Let me here try to define a ‘troll’: There are broadly two types of trolls. One, a Twitter handle which persists on giving unsolicited opinions to get noticed, gets into abusive behaviour, threats, obscene language, harassment and targeted personal attacks.
The other type is the knowledgeable lot, who put hard facts to counter innuendos, some are focused on their subject of interest, some are very sharp and logical, some hilarious and highly sarcastic. In fact according to Prannoy Roy, some media watchdogs who keep a check on mainstream media spins and lies may also be called “trolls”. This lot scares the condescending handles with an established name in the society. We have come to know of them as “Smart Trolls”.
If Prannoy Roy and Arun Jaitley were talking about the ‘abusers’ on the SM, I agree with them. But it is highly unfortunate that it is almost impossible to have a check on such handles. Some of these abusive trolls are launching vicious attacks on women, which many users might not be aware of. Such anti-social abusers, supporting the Right Wing or Left Wing, must not find any space on the social media. They must be mass-blocked at the very first instance.
But were Prannoy Roy and gang talking about abusers? It certainly doesn’t seem so because Prannoy Roy’s follow up reveals a lot:
Prannoy Roy: “And the worry is, to add to Shekhar, what happens when these trolls start influencing Govt. policy and behavior. That’s when it becomes a bit worrying. That’s going over the…crossing the line. And I hope, none of your ministers get intimidated or have a fear factor for being trolled. We are all trolled and nobody should have any fear of people who hide behind anonymity to make disgusting statements. But thank you very much for joining us.”
You see, the duo was certainly not talking about the abusers, but those influencers, who are impacting Government decisions. How does Prannoy Roy know that it is the abusive handles alone who influence Government policies? How can an editor label millions of average Indians on social media, who call out the Government for specific changes in polices, as “trolls”? Isn’t a Government supposed to listen to the voice of its country-men? Is this an informed comment by Prannoy Roy or is this a fall-out of reports that the Government had cancelled a deal with NDTV recently?
Social media has provided a voice to the average Indian. Yes there are those who misuse it, and action should be taken against them, but is “influencing Government policies” a form of misuse? Is calling out the blatant lies and inaccuracies of media misuse?

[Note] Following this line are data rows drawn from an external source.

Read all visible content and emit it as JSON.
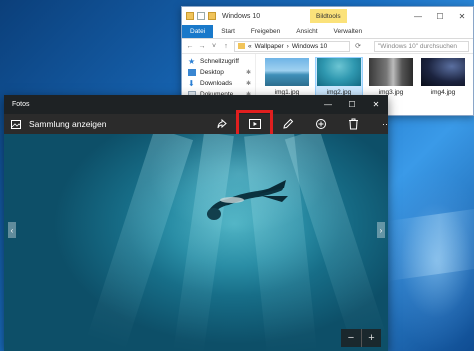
{
  "explorer": {
    "title": "Windows 10",
    "tool_tab": "Bildtools",
    "tabs": [
      "Datei",
      "Start",
      "Freigeben",
      "Ansicht",
      "Verwalten"
    ],
    "address": {
      "prefix": "«",
      "parts": [
        "Wallpaper",
        "Windows 10"
      ]
    },
    "search_placeholder": "\"Windows 10\" durchsuchen",
    "nav": [
      {
        "label": "Schnellzugriff",
        "icon": "star-icon"
      },
      {
        "label": "Desktop",
        "icon": "desktop-icon",
        "pinned": true
      },
      {
        "label": "Downloads",
        "icon": "download-icon",
        "pinned": true
      },
      {
        "label": "Dokumente",
        "icon": "document-icon",
        "pinned": true
      }
    ],
    "files": [
      {
        "name": "img1.jpg",
        "selected": false
      },
      {
        "name": "img2.jpg",
        "selected": true
      },
      {
        "name": "img3.jpg",
        "selected": false
      },
      {
        "name": "img4.jpg",
        "selected": false
      }
    ]
  },
  "photos": {
    "app_title": "Fotos",
    "collection_label": "Sammlung anzeigen",
    "tools": [
      {
        "name": "share-icon"
      },
      {
        "name": "slideshow-icon",
        "highlighted": true
      },
      {
        "name": "edit-pencil-icon"
      },
      {
        "name": "enhance-icon"
      },
      {
        "name": "delete-icon"
      },
      {
        "name": "more-icon",
        "label": "···"
      }
    ],
    "zoom": {
      "minus": "−",
      "plus": "+"
    },
    "highlight_color": "#e01f1f"
  },
  "window_controls": {
    "minimize": "—",
    "maximize": "☐",
    "close": "✕"
  }
}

More than any debate on the prime time, people prefer to read specific threads on Facebook and Twitter to enlighten themselves on certain topic. People enjoy these social media tools because the ‘disinformation’ is rebutted in no time. Is using social media as a tool for laughter, (like in this case) misuse? According to Dr Roy are all the above cases examples of “trolling” which must be “controlled”?
And is this a new phenomenon? Satirists like Rahul Roushan have written about how their families had been attacked on social media. Shefali Vaidya has talked about how her daughter was threatened with murder, only because she happened to be a pro-BJP social media user. And can we forget Congress office bearer Amaresh Mishra, openly abusing and threatening all and sundry?
The irony is that the old media including the liberal opinion traders are so conservative that they do not realize that the technology has closed one-way traffic, and they are unable to reconcile and adjust to reality.
What the Congress ecosystem really wants is to create another fake narrative similar to ‘rising intolerance’ in a way to threaten people to curb dissent and scrutiny, to maintain control and get back to power. If not, then the focus would not have been only on “trolls”of a particular political leaning.
We must all unite against abusive/threatening accounts on social media belonging to all political hues, but partisan concerns and ulterior motives must be kept away from. And we all also must unite against this attempt to bring back censorship (remember section 66A of the IT act?) online.